Health Canada, the federal department responsible for helping Canadians maintain and improve their health, has issued a non-conditional marketing authorization for use of brentuximab vedotin (Adcetris®; Seattle Genetics) as post-autologous stem cell transplant (ASCT) consolidation treatment of patients with Hodgkin lymphoma (HL) at increased risk of relapse or progression.
In 2013 Health Canada granted brentuximab vedotin approval with conditions for relapsed or refractory Hodgkin lymphoma and sALCL, and non-conditional approval for post-ASCT consolidation treatment of Hodgkin lymphoma patients at increased risk of relapse or progression.
Brentuximab vedotin is an antibody-drug conjugate or ADC comprising an anti-CD30 monoclonal antibody attached by a protease-cleavable linker to a microtubule disrupting agent, monomethyl auristatin E (MMAE), utilizing Seattle Genetics’ proprietary technology. The ADC employs a linker system that is designed to be stable in the bloodstream but to release MMAE upon internalization into CD30-positive tumor cells.
The drug is used in the treatment of lymphoma, a general term for a group of cancers that originate in the lymphatic system. There are two major categories of lymphoma: Hodgkin lymphoma and non-Hodgkin lymphoma. Hodgkin lymphoma is distinguished from other types of lymphoma by the presence of one characteristic type of cell, known as the Reed-Sternberg cell. The Reed-Sternberg cell expresses CD30.

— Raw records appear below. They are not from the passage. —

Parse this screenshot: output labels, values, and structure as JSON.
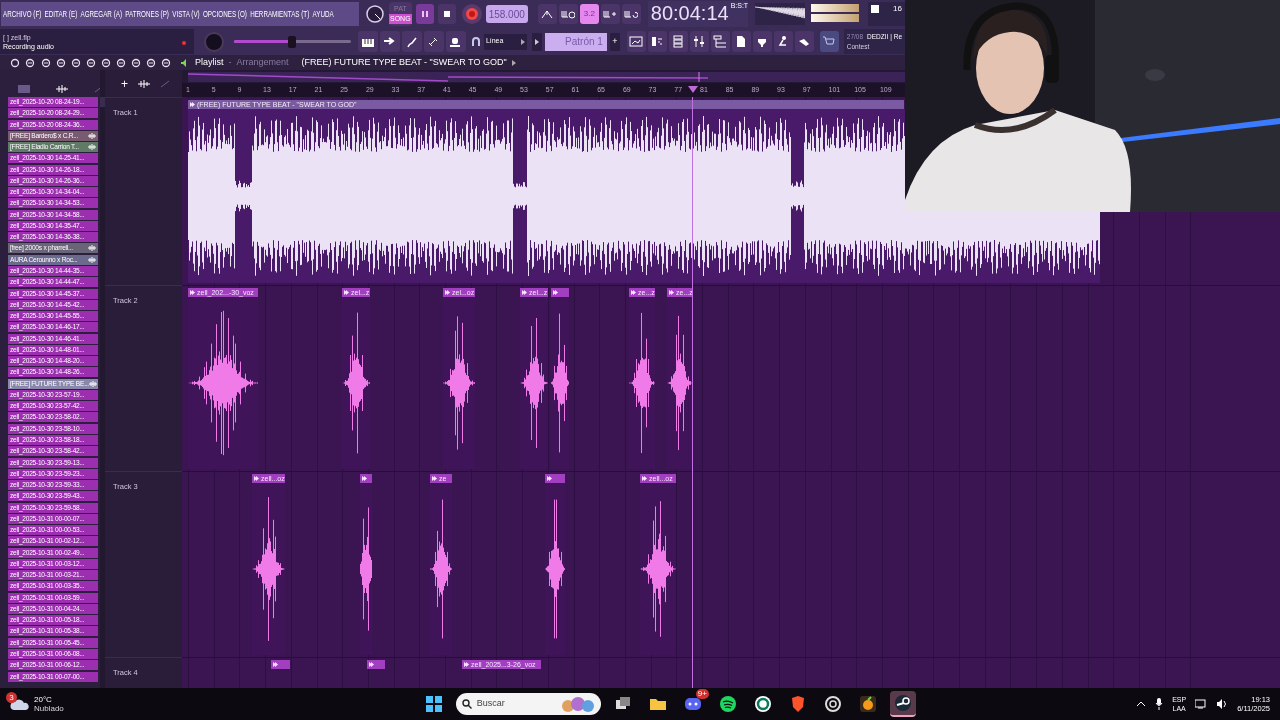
{
  "menu": [
    "ARCHIVO (F)",
    "EDITAR (E)",
    "AGREGAR (A)",
    "PATRONES (P)",
    "VISTA (V)",
    "OPCIONES (O)",
    "HERRAMIENTAS (T)",
    "AYUDA"
  ],
  "transport": {
    "pat_label": "PAT",
    "song_label": "SONG",
    "song_mode": true,
    "playing": true,
    "recording": true,
    "tempo": "158.000",
    "countdown": "3.2",
    "countdown_on": true,
    "time": "80:04:14",
    "time_unit": "B:S:T",
    "meter_value": "16"
  },
  "file": {
    "name": "[ ] zell.flp",
    "hint": "Recording audio"
  },
  "master": {
    "level": 0.5
  },
  "snap": "Línea",
  "pattern": "Patrón 1",
  "pattern_add": "+",
  "news": {
    "date": "27/08",
    "title": "DEDZII | Re",
    "subtitle": "Contest"
  },
  "playlist": {
    "title": "Playlist",
    "separator": "-",
    "mode": "Arrangement",
    "arrangement": "(FREE) FUTURE TYPE BEAT - \"SWEAR TO GOD\"",
    "add": "+"
  },
  "browser_items": [
    {
      "label": "zell_2025-10-20 08-24-19...",
      "kind": "audio",
      "color": "#9c2fb0"
    },
    {
      "label": "zell_2025-10-20 08-24-29...",
      "kind": "audio",
      "color": "#9c2fb0"
    },
    {
      "label": "zell_2025-10-20 08-24-36...",
      "kind": "audio",
      "color": "#9c2fb0"
    },
    {
      "label": "[FREE] Bardero$ x C.R...",
      "kind": "sample",
      "color": "#7a5a70"
    },
    {
      "label": "[FREE] Eladio Carrion T...",
      "kind": "sample",
      "color": "#5f7a66"
    },
    {
      "label": "zell_2025-10-30 14-25-41...",
      "kind": "audio",
      "color": "#9c2fb0"
    },
    {
      "label": "zell_2025-10-30 14-26-18...",
      "kind": "audio",
      "color": "#9c2fb0"
    },
    {
      "label": "zell_2025-10-30 14-26-36...",
      "kind": "audio",
      "color": "#9c2fb0"
    },
    {
      "label": "zell_2025-10-30 14-34-04...",
      "kind": "audio",
      "color": "#9c2fb0"
    },
    {
      "label": "zell_2025-10-30 14-34-53...",
      "kind": "audio",
      "color": "#9c2fb0"
    },
    {
      "label": "zell_2025-10-30 14-34-58...",
      "kind": "audio",
      "color": "#9c2fb0"
    },
    {
      "label": "zell_2025-10-30 14-35-47...",
      "kind": "audio",
      "color": "#9c2fb0"
    },
    {
      "label": "zell_2025-10-30 14-36-38...",
      "kind": "audio",
      "color": "#9c2fb0"
    },
    {
      "label": "[free] 2000s x pharrell...",
      "kind": "sample",
      "color": "#6a6478"
    },
    {
      "label": "AURA Cerounno x Roc...",
      "kind": "sample",
      "color": "#6b6a8c"
    },
    {
      "label": "zell_2025-10-30 14-44-35...",
      "kind": "audio",
      "color": "#9c2fb0"
    },
    {
      "label": "zell_2025-10-30 14-44-47...",
      "kind": "audio",
      "color": "#9c2fb0"
    },
    {
      "label": "zell_2025-10-30 14-45-37...",
      "kind": "audio",
      "color": "#9c2fb0"
    },
    {
      "label": "zell_2025-10-30 14-45-42...",
      "kind": "audio",
      "color": "#9c2fb0"
    },
    {
      "label": "zell_2025-10-30 14-45-55...",
      "kind": "audio",
      "color": "#9c2fb0"
    },
    {
      "label": "zell_2025-10-30 14-46-17...",
      "kind": "audio",
      "color": "#9c2fb0"
    },
    {
      "label": "zell_2025-10-30 14-46-41...",
      "kind": "audio",
      "color": "#9c2fb0"
    },
    {
      "label": "zell_2025-10-30 14-48-01...",
      "kind": "audio",
      "color": "#9c2fb0"
    },
    {
      "label": "zell_2025-10-30 14-48-20...",
      "kind": "audio",
      "color": "#9c2fb0"
    },
    {
      "label": "zell_2025-10-30 14-48-26...",
      "kind": "audio",
      "color": "#9c2fb0"
    },
    {
      "label": "[FREE] FUTURE TYPE BE...",
      "kind": "sample",
      "color": "#8a88aa"
    },
    {
      "label": "zell_2025-10-30 23-57-19...",
      "kind": "audio",
      "color": "#9c2fb0"
    },
    {
      "label": "zell_2025-10-30 23-57-42...",
      "kind": "audio",
      "color": "#9c2fb0"
    },
    {
      "label": "zell_2025-10-30 23-58-02...",
      "kind": "audio",
      "color": "#9c2fb0"
    },
    {
      "label": "zell_2025-10-30 23-58-10...",
      "kind": "audio",
      "color": "#9c2fb0"
    },
    {
      "label": "zell_2025-10-30 23-58-18...",
      "kind": "audio",
      "color": "#9c2fb0"
    },
    {
      "label": "zell_2025-10-30 23-58-42...",
      "kind": "audio",
      "color": "#9c2fb0"
    },
    {
      "label": "zell_2025-10-30 23-59-13...",
      "kind": "audio",
      "color": "#9c2fb0"
    },
    {
      "label": "zell_2025-10-30 23-59-23...",
      "kind": "audio",
      "color": "#9c2fb0"
    },
    {
      "label": "zell_2025-10-30 23-59-33...",
      "kind": "audio",
      "color": "#9c2fb0"
    },
    {
      "label": "zell_2025-10-30 23-59-43...",
      "kind": "audio",
      "color": "#9c2fb0"
    },
    {
      "label": "zell_2025-10-30 23-59-58...",
      "kind": "audio",
      "color": "#9c2fb0"
    },
    {
      "label": "zell_2025-10-31 00-00-07...",
      "kind": "audio",
      "color": "#9c2fb0"
    },
    {
      "label": "zell_2025-10-31 00-00-53...",
      "kind": "audio",
      "color": "#9c2fb0"
    },
    {
      "label": "zell_2025-10-31 00-02-12...",
      "kind": "audio",
      "color": "#9c2fb0"
    },
    {
      "label": "zell_2025-10-31 00-02-49...",
      "kind": "audio",
      "color": "#9c2fb0"
    },
    {
      "label": "zell_2025-10-31 00-03-12...",
      "kind": "audio",
      "color": "#9c2fb0"
    },
    {
      "label": "zell_2025-10-31 00-03-21...",
      "kind": "audio",
      "color": "#9c2fb0"
    },
    {
      "label": "zell_2025-10-31 00-03-35...",
      "kind": "audio",
      "color": "#9c2fb0"
    },
    {
      "label": "zell_2025-10-31 00-03-59...",
      "kind": "audio",
      "color": "#9c2fb0"
    },
    {
      "label": "zell_2025-10-31 00-04-24...",
      "kind": "audio",
      "color": "#9c2fb0"
    },
    {
      "label": "zell_2025-10-31 00-05-18...",
      "kind": "audio",
      "color": "#9c2fb0"
    },
    {
      "label": "zell_2025-10-31 00-05-38...",
      "kind": "audio",
      "color": "#9c2fb0"
    },
    {
      "label": "zell_2025-10-31 00-05-45...",
      "kind": "audio",
      "color": "#9c2fb0"
    },
    {
      "label": "zell_2025-10-31 00-06-08...",
      "kind": "audio",
      "color": "#9c2fb0"
    },
    {
      "label": "zell_2025-10-31 00-06-12...",
      "kind": "audio",
      "color": "#9c2fb0"
    },
    {
      "label": "zell_2025-10-31 00-07-00...",
      "kind": "audio",
      "color": "#9c2fb0"
    }
  ],
  "ruler": [
    "1",
    "5",
    "9",
    "13",
    "17",
    "21",
    "25",
    "29",
    "33",
    "37",
    "41",
    "45",
    "49",
    "53",
    "57",
    "61",
    "65",
    "69",
    "73",
    "77",
    "81",
    "85",
    "89",
    "93",
    "97",
    "101",
    "105",
    "109"
  ],
  "tracks": [
    {
      "name": "Track 1",
      "clips": [
        {
          "label": "(FREE) FUTURE TYPE BEAT - \"SWEAR TO GOD\"",
          "kind": "beat"
        }
      ]
    },
    {
      "name": "Track 2",
      "clips": [
        {
          "label": "zell_202...-30_voz",
          "kind": "voice"
        },
        {
          "label": "zel...z",
          "kind": "voice"
        },
        {
          "label": "zel...oz",
          "kind": "voice"
        },
        {
          "label": "zel...z",
          "kind": "voice"
        },
        {
          "kind": "voice"
        },
        {
          "label": "ze...z",
          "kind": "voice"
        },
        {
          "label": "ze...z",
          "kind": "voice"
        }
      ]
    },
    {
      "name": "Track 3",
      "clips": [
        {
          "label": "zell...oz",
          "kind": "voice"
        },
        {
          "kind": "voice"
        },
        {
          "label": "ze",
          "kind": "voice"
        },
        {
          "kind": "voice"
        },
        {
          "label": "zell...oz",
          "kind": "voice"
        }
      ]
    },
    {
      "name": "Track 4",
      "clips": [
        {
          "kind": "voice"
        },
        {
          "kind": "voice"
        },
        {
          "label": "zell_2025...3-26_voz",
          "kind": "voice"
        }
      ]
    }
  ],
  "taskbar": {
    "weather_badge": "3",
    "temperature": "20°C",
    "condition": "Nublado",
    "search": "Buscar",
    "apps": [
      {
        "kind": "start",
        "selected": false
      },
      {
        "kind": "taskview",
        "selected": false
      },
      {
        "kind": "explorer",
        "selected": false
      },
      {
        "kind": "discord",
        "badge": "9+",
        "selected": false
      },
      {
        "kind": "spotify",
        "selected": false
      },
      {
        "kind": "ring",
        "selected": false
      },
      {
        "kind": "brave",
        "selected": false
      },
      {
        "kind": "knot",
        "selected": false
      },
      {
        "kind": "fruit",
        "selected": false
      },
      {
        "kind": "steam",
        "selected": true
      }
    ],
    "language": "ESP",
    "layout": "LAA",
    "time": "19:13",
    "date": "6/11/2025"
  }
}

The newly approved indication is based on positive results from the phase III AETHERA clinical trial.  Brentuximab vedotin previously received approval with conditions in Canada for two lymphoma indications: HL patients who relapse after ASCT or relapse after at least two multi-agent chemotherapy regimens in patients who are not ASCT candidates; and for systemic anaplastic large cell lymphoma (sALCL) patients who relapse after at least one multi-agent chemotherapy regimen.
“With this expanded brentuximab vedotin label, physicians and eligible patients in Canada will have further access to this important therapeutic option for treating Hodgkin lymphoma,” said Clay Siegall, Ph.D., President and Chief Executive Officer of Seattle Genetics.

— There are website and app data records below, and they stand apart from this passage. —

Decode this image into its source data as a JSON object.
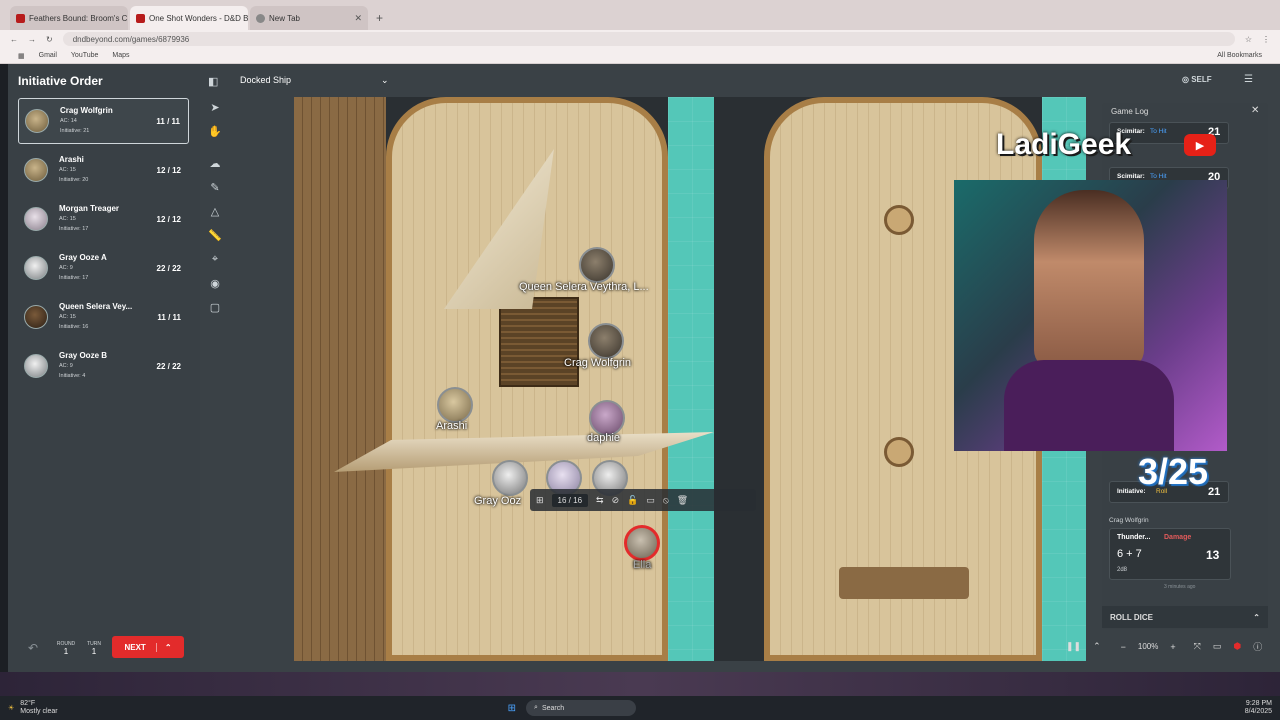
{
  "browser": {
    "tabs": [
      {
        "label": "Feathers Bound: Broom's Character"
      },
      {
        "label": "One Shot Wonders - D&D Beyond"
      },
      {
        "label": "New Tab"
      }
    ],
    "url": "dndbeyond.com/games/6879936",
    "bookmarks": [
      "Gmail",
      "YouTube",
      "Maps"
    ],
    "all_bookmarks": "All Bookmarks"
  },
  "initiative": {
    "title": "Initiative Order",
    "combatants": [
      {
        "name": "Crag Wolfgrin",
        "ac": "AC: 14",
        "init": "Initiative: 21",
        "hp": "11 / 11",
        "active": true
      },
      {
        "name": "Arashi",
        "ac": "AC: 15",
        "init": "Initiative: 20",
        "hp": "12 / 12"
      },
      {
        "name": "Morgan Treager",
        "ac": "AC: 15",
        "init": "Initiative: 17",
        "hp": "12 / 12"
      },
      {
        "name": "Gray Ooze A",
        "ac": "AC: 9",
        "init": "Initiative: 17",
        "hp": "22 / 22"
      },
      {
        "name": "Queen Selera Vey...",
        "ac": "AC: 15",
        "init": "Initiative: 16",
        "hp": "11 / 11"
      },
      {
        "name": "Gray Ooze B",
        "ac": "AC: 9",
        "init": "Initiative: 4",
        "hp": "22 / 22"
      }
    ],
    "round_label": "ROUND",
    "round": "1",
    "turn_label": "TURN",
    "turn": "1",
    "next_label": "NEXT"
  },
  "scene": {
    "name": "Docked Ship",
    "self_label": "SELF"
  },
  "tokens": {
    "labels": [
      "Queen Selera Veythra, L...",
      "Crag Wolfgrin",
      "Arashi",
      "daphie",
      "Gray Ooz",
      "Ella"
    ],
    "hp_value": "16 / 16"
  },
  "game_log": {
    "title": "Game Log",
    "entries": [
      {
        "label": "Scimitar:",
        "action": "To Hit",
        "value": "21"
      },
      {
        "label": "Scimitar:",
        "action": "To Hit",
        "value": "20"
      }
    ],
    "initiative_entry": {
      "label": "Initiative:",
      "action": "Roll",
      "value": "21"
    },
    "damage_entry": {
      "who": "Crag Wolfgrin",
      "label": "Thunder...",
      "action": "Damage",
      "formula": "6 + 7",
      "dice": "2d8",
      "value": "13",
      "time": "3 minutes ago"
    },
    "roll_dice": "ROLL DICE"
  },
  "overlay": {
    "channel": "LadiGeek",
    "counter": "3/25"
  },
  "zoom": "100%",
  "taskbar": {
    "weather_temp": "82°F",
    "weather_text": "Mostly clear",
    "search": "Search",
    "time": "9:28 PM",
    "date": "8/4/2025"
  },
  "colors": {
    "accent": "#e32b2b",
    "panel": "#394045",
    "water": "#54c7b8"
  }
}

“This is one of several brentuximab vedotin regulatory milestones during 2017 towards our goal of expanding its availabilty globally to patients in need. We recently submitted a supplemental Biologics License Application (BLA) to the U.S. Food and Drug Administration (FDA) for brentuximab vedotin approval in cutaneous T-cell lymphoma based primarily on our phase III ALCANZA clinical trial, and we plan to submit a supplemental BLA to the FDA for brentuximab vedotin in frontline Hodgkin lymphoma based on the positive phase III ECHELON-1 clinical trial. We plan to follow up with submissions to Health Canada for indications in these settings,” Siegall added.
Brentuximab vedotin is currently not approved for use in Cutaneous T-Cell Lymphoma (CTCL) or frontline Hodgkin lymphoma.